= Beginning of Section =

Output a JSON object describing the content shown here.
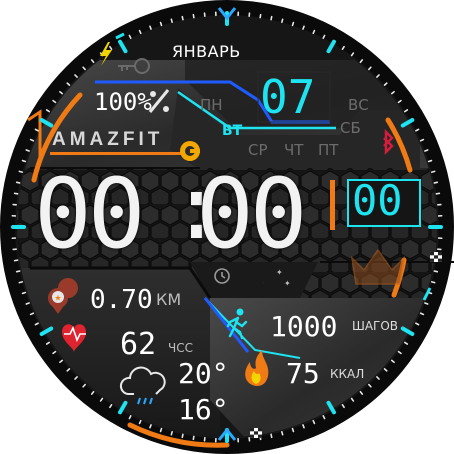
{
  "month": "ЯНВАРЬ",
  "battery": "100%",
  "brand": "AMAZFIT",
  "date_number": "07",
  "weekdays": {
    "mon": "ПН",
    "tue": "ВТ",
    "wed": "СР",
    "thu": "ЧТ",
    "fri": "ПТ",
    "sat": "СБ",
    "sun": "ВС"
  },
  "time": {
    "hours": "00",
    "separator": ":",
    "minutes": "00",
    "seconds": "00"
  },
  "distance": {
    "value": "0.70",
    "unit": "КМ"
  },
  "heart_rate": {
    "value": "62",
    "unit": "ЧСС"
  },
  "weather": {
    "temp_high": "20°",
    "temp_low": "16°"
  },
  "steps": {
    "value": "1000",
    "unit": "ШАГОВ"
  },
  "calories": {
    "value": "75",
    "unit": "ККАЛ"
  },
  "colors": {
    "accent_cyan": "#1ee3f0",
    "accent_orange": "#f07a14",
    "accent_blue": "#1e5cff",
    "bluetooth_red": "#d21e3a",
    "heart_red": "#e0242f",
    "bolt_yellow": "#f2d400"
  },
  "icons": [
    "bolt-icon",
    "key-icon",
    "battery-percent-icon",
    "bluetooth-icon",
    "location-pin-icon",
    "heart-icon",
    "weather-cloud-rain-icon",
    "walking-person-icon",
    "flame-icon",
    "alarm-clock-icon",
    "moon-stars-icon",
    "crown-icon",
    "checkered-flag-icon",
    "chevron-up-icon",
    "chevron-down-icon"
  ]
}
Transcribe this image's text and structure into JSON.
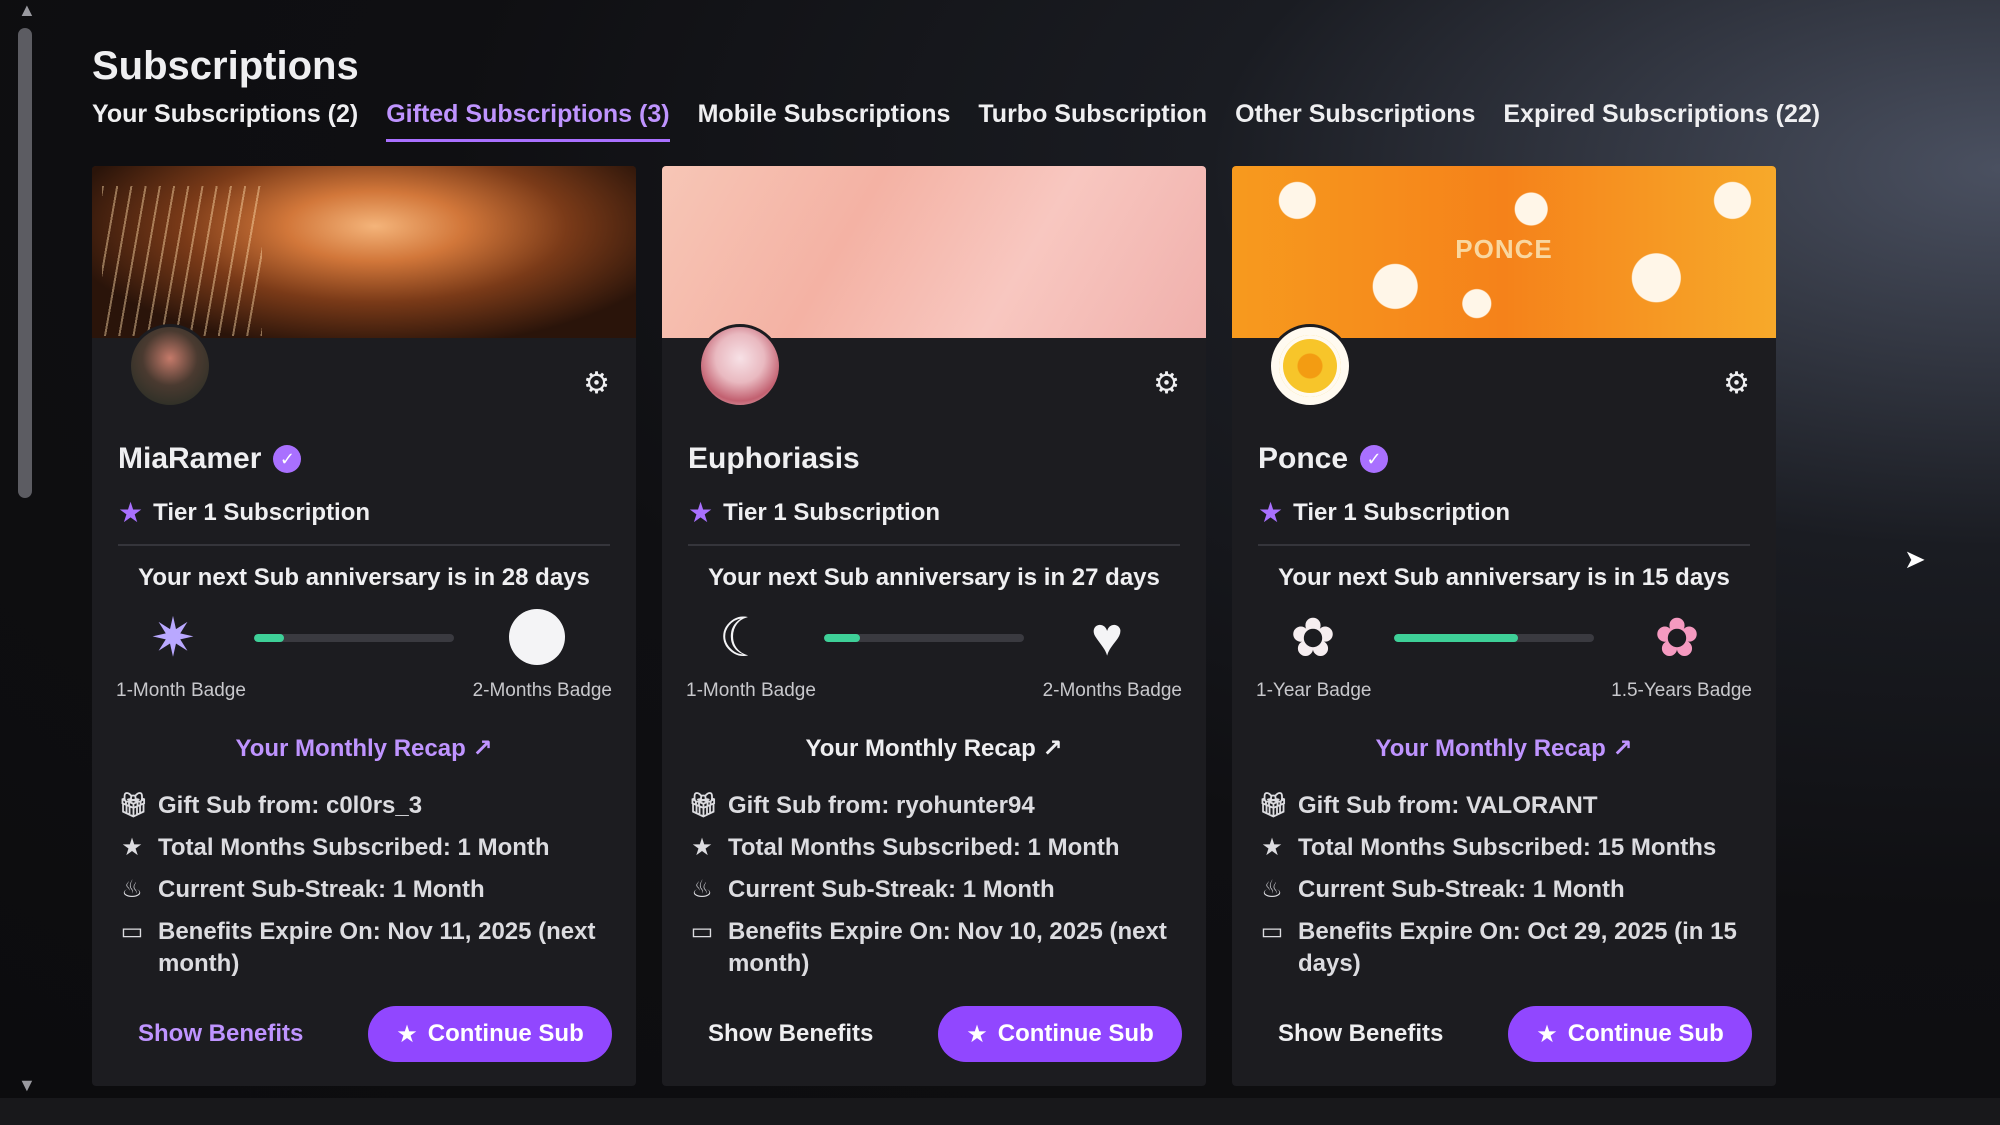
{
  "page": {
    "title": "Subscriptions"
  },
  "tabs": [
    {
      "label": "Your Subscriptions (2)",
      "active": false
    },
    {
      "label": "Gifted Subscriptions (3)",
      "active": true
    },
    {
      "label": "Mobile Subscriptions",
      "active": false
    },
    {
      "label": "Turbo Subscription",
      "active": false
    },
    {
      "label": "Other Subscriptions",
      "active": false
    },
    {
      "label": "Expired Subscriptions (22)",
      "active": false
    }
  ],
  "colors": {
    "accent": "#a970ff",
    "progress": "#3ed098",
    "button": "#9147ff"
  },
  "cards": [
    {
      "name": "MiaRamer",
      "verified": true,
      "banner_text": "",
      "tier": "Tier 1 Subscription",
      "anniversary": "Your next Sub anniversary is in 28 days",
      "badge_left": {
        "icon": "sparkle-badge-icon",
        "label": "1-Month Badge"
      },
      "badge_right": {
        "icon": "white-circle-badge-icon",
        "label": "2-Months Badge"
      },
      "progress_fraction": 0.15,
      "recap": "Your Monthly Recap ↗",
      "gift_from": "Gift Sub from: c0l0rs_3",
      "total_months": "Total Months Subscribed: 1 Month",
      "streak": "Current Sub-Streak: 1 Month",
      "expires": "Benefits Expire On: Nov 11, 2025 (next month)",
      "show_benefits": "Show Benefits",
      "continue": "Continue Sub"
    },
    {
      "name": "Euphoriasis",
      "verified": false,
      "banner_text": "",
      "tier": "Tier 1 Subscription",
      "anniversary": "Your next Sub anniversary is in 27 days",
      "badge_left": {
        "icon": "moon-badge-icon",
        "label": "1-Month Badge"
      },
      "badge_right": {
        "icon": "heart-badge-icon",
        "label": "2-Months Badge"
      },
      "progress_fraction": 0.18,
      "recap": "Your Monthly Recap ↗",
      "gift_from": "Gift Sub from: ryohunter94",
      "total_months": "Total Months Subscribed: 1 Month",
      "streak": "Current Sub-Streak: 1 Month",
      "expires": "Benefits Expire On: Nov 10, 2025 (next month)",
      "show_benefits": "Show Benefits",
      "continue": "Continue Sub"
    },
    {
      "name": "Ponce",
      "verified": true,
      "banner_text": "PONCE",
      "tier": "Tier 1 Subscription",
      "anniversary": "Your next Sub anniversary is in 15 days",
      "badge_left": {
        "icon": "white-flower-badge-icon",
        "label": "1-Year Badge"
      },
      "badge_right": {
        "icon": "pink-flower-badge-icon",
        "label": "1.5-Years Badge"
      },
      "progress_fraction": 0.62,
      "recap": "Your Monthly Recap ↗",
      "gift_from": "Gift Sub from: VALORANT",
      "total_months": "Total Months Subscribed: 15 Months",
      "streak": "Current Sub-Streak: 1 Month",
      "expires": "Benefits Expire On: Oct 29, 2025 (in 15 days)",
      "show_benefits": "Show Benefits",
      "continue": "Continue Sub"
    }
  ]
}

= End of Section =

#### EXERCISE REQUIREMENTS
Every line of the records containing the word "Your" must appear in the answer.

#### ANSWER AREA
      "label": "Your Subscriptions (2)",
      "anniversary": "Your next Sub anniversary is in 28 days",
      "recap": "Your Monthly Recap ↗",
      "anniversary": "Your next Sub anniversary is in 27 days",
      "recap": "Your Monthly Recap ↗",
      "anniversary": "Your next Sub anniversary is in 15 days",
      "recap": "Your Monthly Recap ↗",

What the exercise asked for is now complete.